Photographer Joel Sartore is on a quest to photograph as many species as he can to increase awareness of the many animals in danger of extinction. A long-time National Geographic contributor, he began the Photo Ark project in 2006 to document all of the world’s 6,000 captive species, and has documented over 4,000 species so far.
In collaboration with Houston Zoo, Asia Society Texas Center will present Sartore in a special multimedia "Conservation Forum" this Sunday, February 8. Ahead of that event, Asia Blog caught up with the photographer via email to discuss his ambitious project.
You've focused much of your career on conservation photography. What has been unique about your experiences in Asia, or with animals from Asia? What have you found to be unique challenges for conservation in the region?
The main thing that I’ve seen is how crowded it is there, and this translates to a much more challenging situation when it comes to saving species in the long term. Animals need good habitat, and plenty of it. This is a tough thing in many parts of Asia now that are really filling up with people, or at a minimum feeling the pinch of human consumption in terms of deforestation, overfishing, etc.
What was the initial inspiration for your Photo Ark project? What are a few moments from the project — particularly while working with the animals — that you’ve found especially amusing or poignant?
My wife became very ill with breast cancer and the treatment for it was a year of chemotherapy. Because we had three young children at the time, I was "grounded" for the first time in my career and had to stay home to tend to them. My wife is fine now, but in the course of that year, I had plenty of time to think about what I should do with the rest of my life to really make a difference. Hence the Photo Ark was born, primarily out of a need to do more.
My desire is for people around the world to learn about the amazing species we share the planet with, and be moved to save species, while there’s still time.
How has your storytelling evolved amid the rise of the Internet and social media?
We can get our message out directly to our audiences.

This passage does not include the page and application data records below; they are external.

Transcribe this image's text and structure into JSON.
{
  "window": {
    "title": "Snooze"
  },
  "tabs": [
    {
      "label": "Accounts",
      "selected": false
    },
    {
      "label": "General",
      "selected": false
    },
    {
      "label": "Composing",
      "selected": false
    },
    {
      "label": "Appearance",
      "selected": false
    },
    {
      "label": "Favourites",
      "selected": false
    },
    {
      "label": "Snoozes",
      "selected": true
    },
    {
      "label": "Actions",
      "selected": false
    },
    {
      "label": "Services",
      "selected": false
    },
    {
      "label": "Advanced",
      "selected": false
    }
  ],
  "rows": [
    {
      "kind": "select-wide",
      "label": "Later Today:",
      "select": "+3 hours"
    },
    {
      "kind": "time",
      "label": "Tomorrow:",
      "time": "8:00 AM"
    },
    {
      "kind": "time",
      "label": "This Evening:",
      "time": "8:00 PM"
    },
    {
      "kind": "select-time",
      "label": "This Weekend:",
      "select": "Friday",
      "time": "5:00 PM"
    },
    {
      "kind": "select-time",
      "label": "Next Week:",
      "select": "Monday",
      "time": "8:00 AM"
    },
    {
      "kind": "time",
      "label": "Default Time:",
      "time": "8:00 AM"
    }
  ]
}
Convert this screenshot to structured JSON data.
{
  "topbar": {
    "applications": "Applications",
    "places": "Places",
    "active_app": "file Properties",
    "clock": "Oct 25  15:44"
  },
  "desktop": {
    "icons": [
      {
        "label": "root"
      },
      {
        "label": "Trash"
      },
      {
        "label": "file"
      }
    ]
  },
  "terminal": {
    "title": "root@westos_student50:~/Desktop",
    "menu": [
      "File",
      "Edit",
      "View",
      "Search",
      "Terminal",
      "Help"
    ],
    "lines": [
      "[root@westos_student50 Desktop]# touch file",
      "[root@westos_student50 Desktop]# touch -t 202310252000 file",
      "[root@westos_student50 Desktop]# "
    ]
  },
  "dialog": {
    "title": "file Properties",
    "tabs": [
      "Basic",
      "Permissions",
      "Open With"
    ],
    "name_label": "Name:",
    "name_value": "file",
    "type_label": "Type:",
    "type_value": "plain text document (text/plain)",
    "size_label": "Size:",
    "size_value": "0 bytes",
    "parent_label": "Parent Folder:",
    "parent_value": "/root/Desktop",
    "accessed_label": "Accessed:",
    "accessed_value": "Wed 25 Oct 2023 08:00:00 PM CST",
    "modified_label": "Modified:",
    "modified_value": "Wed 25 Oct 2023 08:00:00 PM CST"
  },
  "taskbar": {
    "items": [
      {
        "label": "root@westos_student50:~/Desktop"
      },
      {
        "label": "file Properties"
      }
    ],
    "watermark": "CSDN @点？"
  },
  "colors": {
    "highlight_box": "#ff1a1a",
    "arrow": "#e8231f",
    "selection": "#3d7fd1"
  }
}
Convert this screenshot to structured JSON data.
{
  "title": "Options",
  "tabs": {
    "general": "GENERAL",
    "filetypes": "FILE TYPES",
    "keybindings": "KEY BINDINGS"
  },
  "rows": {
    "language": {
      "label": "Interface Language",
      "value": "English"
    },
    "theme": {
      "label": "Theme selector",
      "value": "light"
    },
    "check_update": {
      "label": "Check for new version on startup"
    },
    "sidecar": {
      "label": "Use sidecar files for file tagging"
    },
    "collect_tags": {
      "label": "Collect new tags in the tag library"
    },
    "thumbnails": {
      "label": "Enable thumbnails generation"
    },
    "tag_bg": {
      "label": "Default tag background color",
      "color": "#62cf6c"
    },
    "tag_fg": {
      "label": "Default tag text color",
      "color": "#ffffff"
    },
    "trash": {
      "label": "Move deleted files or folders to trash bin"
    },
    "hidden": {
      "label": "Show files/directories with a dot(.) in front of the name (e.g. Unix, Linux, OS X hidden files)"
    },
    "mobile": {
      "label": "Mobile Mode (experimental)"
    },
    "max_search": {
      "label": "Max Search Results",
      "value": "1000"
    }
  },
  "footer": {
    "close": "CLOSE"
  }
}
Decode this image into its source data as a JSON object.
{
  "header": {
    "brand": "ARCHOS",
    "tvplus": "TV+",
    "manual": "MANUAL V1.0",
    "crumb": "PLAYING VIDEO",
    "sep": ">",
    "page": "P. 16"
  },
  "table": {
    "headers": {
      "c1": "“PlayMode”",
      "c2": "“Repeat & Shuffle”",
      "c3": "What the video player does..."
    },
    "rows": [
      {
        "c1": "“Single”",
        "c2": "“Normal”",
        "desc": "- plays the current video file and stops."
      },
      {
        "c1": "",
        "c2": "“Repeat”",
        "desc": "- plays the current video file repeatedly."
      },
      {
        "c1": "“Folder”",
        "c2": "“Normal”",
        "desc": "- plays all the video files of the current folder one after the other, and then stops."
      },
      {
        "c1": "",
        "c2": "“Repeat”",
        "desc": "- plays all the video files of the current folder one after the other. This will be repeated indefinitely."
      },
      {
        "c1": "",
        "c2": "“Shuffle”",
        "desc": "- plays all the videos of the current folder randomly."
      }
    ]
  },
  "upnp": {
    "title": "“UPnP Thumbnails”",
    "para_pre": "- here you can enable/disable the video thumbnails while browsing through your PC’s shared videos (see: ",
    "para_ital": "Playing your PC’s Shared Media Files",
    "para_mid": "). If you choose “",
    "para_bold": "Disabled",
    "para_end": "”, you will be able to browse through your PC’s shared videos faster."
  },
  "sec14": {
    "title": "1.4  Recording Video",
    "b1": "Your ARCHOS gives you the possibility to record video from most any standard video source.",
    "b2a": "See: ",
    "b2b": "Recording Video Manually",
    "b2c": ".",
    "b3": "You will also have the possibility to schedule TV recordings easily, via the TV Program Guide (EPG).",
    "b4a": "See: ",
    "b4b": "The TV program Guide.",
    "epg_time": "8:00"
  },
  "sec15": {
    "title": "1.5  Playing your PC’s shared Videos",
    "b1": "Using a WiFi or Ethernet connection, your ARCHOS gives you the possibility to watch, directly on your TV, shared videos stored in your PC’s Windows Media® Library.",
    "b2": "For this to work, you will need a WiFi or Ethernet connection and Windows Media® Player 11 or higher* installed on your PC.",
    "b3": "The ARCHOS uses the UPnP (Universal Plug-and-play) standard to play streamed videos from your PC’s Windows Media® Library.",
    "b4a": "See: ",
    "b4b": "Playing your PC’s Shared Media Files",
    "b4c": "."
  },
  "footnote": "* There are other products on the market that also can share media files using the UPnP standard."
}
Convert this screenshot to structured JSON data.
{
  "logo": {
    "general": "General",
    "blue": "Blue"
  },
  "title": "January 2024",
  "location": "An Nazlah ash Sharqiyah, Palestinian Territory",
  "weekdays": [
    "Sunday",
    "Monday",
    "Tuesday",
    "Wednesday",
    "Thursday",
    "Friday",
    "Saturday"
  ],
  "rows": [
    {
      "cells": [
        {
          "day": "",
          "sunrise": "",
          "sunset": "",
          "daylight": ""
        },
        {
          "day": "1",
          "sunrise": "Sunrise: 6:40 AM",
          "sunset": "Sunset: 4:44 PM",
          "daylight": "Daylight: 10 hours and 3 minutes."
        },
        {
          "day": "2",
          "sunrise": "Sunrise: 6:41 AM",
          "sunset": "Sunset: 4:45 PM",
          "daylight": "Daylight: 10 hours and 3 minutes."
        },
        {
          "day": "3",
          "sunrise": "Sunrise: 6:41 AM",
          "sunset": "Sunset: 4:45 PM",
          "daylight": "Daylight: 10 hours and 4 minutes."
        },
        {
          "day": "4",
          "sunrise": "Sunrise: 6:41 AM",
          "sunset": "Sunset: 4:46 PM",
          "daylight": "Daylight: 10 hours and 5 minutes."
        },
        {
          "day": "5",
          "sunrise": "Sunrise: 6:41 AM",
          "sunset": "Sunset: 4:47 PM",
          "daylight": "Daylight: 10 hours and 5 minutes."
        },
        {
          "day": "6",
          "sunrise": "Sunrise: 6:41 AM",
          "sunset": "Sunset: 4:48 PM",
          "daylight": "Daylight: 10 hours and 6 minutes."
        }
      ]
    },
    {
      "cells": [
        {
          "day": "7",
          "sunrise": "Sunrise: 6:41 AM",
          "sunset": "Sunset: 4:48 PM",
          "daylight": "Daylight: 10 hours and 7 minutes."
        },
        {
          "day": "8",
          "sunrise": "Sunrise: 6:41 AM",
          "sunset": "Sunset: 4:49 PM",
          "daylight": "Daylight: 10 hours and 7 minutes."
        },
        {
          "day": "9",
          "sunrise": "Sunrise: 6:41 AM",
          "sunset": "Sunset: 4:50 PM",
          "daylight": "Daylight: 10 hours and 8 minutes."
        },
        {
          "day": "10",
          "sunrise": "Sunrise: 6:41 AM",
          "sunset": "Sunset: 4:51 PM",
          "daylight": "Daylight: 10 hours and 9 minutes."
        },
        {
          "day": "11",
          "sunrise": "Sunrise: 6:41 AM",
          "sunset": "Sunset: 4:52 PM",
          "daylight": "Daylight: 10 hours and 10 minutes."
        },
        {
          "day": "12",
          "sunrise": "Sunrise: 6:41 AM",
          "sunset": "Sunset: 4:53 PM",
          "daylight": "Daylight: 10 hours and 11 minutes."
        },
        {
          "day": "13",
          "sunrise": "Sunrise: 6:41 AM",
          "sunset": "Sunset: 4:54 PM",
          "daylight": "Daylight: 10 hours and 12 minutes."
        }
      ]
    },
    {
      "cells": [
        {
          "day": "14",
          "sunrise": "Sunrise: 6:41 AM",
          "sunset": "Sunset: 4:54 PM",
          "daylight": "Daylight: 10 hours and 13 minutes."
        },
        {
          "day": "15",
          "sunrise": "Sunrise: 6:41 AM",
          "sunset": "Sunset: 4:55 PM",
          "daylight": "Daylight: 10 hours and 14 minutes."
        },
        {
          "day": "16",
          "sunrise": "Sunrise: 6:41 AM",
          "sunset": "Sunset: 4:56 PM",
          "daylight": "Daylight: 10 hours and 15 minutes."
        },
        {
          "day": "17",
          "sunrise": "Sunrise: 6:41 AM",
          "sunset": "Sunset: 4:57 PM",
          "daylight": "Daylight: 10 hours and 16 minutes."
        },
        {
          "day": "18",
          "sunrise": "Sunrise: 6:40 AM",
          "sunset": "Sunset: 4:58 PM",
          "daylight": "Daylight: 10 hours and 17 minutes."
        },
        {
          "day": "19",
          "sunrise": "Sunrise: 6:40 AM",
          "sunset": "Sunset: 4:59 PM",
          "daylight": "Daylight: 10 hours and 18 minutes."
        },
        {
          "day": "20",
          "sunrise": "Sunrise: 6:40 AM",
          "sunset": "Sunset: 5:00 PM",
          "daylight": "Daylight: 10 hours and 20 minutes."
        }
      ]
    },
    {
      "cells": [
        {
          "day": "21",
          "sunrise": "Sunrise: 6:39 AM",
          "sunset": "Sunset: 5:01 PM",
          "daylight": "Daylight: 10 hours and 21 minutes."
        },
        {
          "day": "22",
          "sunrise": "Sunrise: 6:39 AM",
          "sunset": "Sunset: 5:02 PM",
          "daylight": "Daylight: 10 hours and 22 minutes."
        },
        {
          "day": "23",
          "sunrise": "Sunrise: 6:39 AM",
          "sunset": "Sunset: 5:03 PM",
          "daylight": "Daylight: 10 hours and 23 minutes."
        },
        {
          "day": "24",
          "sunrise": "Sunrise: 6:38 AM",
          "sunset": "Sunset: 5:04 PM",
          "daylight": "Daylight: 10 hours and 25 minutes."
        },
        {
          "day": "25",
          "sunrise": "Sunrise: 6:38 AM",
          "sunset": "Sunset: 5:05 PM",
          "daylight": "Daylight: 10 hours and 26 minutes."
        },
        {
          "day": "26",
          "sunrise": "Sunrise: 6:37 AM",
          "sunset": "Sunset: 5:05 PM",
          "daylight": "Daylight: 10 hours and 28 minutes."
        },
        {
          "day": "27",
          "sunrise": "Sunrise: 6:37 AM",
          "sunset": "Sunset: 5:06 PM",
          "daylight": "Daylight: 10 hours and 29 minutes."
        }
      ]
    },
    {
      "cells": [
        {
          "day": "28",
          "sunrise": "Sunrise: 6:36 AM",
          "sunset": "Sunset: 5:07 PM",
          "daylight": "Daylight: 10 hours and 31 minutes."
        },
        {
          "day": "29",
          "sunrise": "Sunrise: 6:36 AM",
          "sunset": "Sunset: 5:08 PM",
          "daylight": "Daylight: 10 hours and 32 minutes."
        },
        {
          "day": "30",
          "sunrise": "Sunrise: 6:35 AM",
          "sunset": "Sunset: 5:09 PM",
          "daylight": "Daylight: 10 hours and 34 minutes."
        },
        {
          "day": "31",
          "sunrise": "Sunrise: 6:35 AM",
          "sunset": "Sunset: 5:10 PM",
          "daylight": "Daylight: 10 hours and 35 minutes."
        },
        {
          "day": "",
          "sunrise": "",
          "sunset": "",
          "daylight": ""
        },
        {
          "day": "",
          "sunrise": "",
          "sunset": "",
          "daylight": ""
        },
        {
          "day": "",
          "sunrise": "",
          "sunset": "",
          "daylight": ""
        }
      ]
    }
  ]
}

It’s a challenge in this era of everyone shouting all at once online, but we never give up. We also count on the followers of The Photo Ark to help us spread the word.
Are there individuals or organizations whose conservation work in Asia you particularly admire?